Record set below:

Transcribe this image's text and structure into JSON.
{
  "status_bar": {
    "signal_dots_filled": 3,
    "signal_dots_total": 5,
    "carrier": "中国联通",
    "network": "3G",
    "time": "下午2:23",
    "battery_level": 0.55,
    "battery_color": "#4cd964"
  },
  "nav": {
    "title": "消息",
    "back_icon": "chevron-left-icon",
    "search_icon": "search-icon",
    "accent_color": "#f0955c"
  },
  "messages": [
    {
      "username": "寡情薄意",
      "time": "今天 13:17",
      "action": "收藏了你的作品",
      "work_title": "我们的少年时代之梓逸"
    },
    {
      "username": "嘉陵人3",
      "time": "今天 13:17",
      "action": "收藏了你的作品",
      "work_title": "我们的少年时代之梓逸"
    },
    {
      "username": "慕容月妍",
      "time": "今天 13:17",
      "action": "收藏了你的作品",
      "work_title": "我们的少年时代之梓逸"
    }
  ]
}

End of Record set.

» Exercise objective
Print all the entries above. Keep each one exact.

» Result for this exercise
Transcribe this image's text and structure into JSON.
{
  "status_bar": {
    "signal_dots_filled": 3,
    "signal_dots_total": 5,
    "carrier": "中国联通",
    "network": "3G",
    "time": "下午2:23",
    "battery_level": 0.55,
    "battery_color": "#4cd964"
  },
  "nav": {
    "title": "消息",
    "back_icon": "chevron-left-icon",
    "search_icon": "search-icon",
    "accent_color": "#f0955c"
  },
  "messages": [
    {
      "username": "寡情薄意",
      "time": "今天 13:17",
      "action": "收藏了你的作品",
      "work_title": "我们的少年时代之梓逸"
    },
    {
      "username": "嘉陵人3",
      "time": "今天 13:17",
      "action": "收藏了你的作品",
      "work_title": "我们的少年时代之梓逸"
    },
    {
      "username": "慕容月妍",
      "time": "今天 13:17",
      "action": "收藏了你的作品",
      "work_title": "我们的少年时代之梓逸"
    }
  ]
}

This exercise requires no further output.